(Component data from apps and pages)
===

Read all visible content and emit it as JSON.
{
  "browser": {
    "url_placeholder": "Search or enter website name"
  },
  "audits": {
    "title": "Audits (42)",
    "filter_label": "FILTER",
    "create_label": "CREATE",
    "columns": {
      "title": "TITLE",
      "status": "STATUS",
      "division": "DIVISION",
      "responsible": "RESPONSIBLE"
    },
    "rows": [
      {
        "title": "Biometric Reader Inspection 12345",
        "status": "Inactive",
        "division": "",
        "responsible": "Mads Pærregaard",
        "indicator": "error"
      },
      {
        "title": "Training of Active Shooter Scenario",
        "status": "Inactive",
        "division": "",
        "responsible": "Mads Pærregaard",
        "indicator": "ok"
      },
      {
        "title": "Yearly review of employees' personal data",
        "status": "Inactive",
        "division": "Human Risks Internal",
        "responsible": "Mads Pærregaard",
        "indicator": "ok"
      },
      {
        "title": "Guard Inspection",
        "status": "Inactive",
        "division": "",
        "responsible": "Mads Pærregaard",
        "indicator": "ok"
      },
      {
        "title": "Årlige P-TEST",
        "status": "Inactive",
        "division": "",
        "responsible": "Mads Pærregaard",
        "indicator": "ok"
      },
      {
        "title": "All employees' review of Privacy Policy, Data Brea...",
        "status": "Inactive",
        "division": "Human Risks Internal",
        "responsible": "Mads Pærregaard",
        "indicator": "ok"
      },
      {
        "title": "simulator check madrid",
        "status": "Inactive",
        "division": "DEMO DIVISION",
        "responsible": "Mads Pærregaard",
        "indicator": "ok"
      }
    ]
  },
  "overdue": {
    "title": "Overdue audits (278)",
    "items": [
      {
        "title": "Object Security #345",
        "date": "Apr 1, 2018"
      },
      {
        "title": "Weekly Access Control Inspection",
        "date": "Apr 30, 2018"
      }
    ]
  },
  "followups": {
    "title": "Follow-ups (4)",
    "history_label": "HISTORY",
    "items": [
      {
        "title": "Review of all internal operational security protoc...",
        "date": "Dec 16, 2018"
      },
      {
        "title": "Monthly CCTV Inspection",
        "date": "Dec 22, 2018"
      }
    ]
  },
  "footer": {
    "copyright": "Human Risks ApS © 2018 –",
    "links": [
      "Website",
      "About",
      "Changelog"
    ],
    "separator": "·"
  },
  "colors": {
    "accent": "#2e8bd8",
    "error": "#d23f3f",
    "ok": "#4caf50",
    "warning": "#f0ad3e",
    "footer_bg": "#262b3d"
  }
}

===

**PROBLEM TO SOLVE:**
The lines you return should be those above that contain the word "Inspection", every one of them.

**EXERCISE ANSWER:**
        "title": "Biometric Reader Inspection 12345",
        "title": "Guard Inspection",
        "title": "Weekly Access Control Inspection",
        "title": "Monthly CCTV Inspection",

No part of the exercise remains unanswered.